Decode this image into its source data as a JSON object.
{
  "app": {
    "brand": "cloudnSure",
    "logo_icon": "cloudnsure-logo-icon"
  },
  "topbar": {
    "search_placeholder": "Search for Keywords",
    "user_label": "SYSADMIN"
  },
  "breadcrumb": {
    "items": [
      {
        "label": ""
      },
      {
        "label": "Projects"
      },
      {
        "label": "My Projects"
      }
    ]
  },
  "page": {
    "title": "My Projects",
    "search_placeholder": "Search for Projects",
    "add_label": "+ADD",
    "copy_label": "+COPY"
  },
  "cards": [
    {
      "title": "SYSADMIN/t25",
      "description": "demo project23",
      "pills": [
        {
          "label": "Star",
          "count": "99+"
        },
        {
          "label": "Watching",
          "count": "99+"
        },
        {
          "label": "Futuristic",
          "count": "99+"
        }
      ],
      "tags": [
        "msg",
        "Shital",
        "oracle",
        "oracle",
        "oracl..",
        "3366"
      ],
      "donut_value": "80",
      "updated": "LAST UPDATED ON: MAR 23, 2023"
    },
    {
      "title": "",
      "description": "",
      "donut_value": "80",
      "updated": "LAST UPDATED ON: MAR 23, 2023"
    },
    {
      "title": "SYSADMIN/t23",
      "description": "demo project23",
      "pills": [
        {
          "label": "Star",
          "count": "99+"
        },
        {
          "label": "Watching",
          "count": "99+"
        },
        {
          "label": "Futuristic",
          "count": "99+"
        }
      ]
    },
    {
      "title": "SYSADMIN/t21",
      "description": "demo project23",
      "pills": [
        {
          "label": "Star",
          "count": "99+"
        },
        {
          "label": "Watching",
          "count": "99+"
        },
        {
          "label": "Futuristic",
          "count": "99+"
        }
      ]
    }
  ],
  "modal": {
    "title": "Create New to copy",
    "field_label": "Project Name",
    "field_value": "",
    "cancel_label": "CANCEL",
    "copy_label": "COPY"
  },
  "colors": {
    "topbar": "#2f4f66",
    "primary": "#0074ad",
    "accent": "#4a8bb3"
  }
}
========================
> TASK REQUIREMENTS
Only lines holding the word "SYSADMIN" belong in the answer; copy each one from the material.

> COMPLETED EXERCISE
    "user_label": "SYSADMIN"
      "title": "SYSADMIN/t25",
      "title": "SYSADMIN/t23",
      "title": "SYSADMIN/t21",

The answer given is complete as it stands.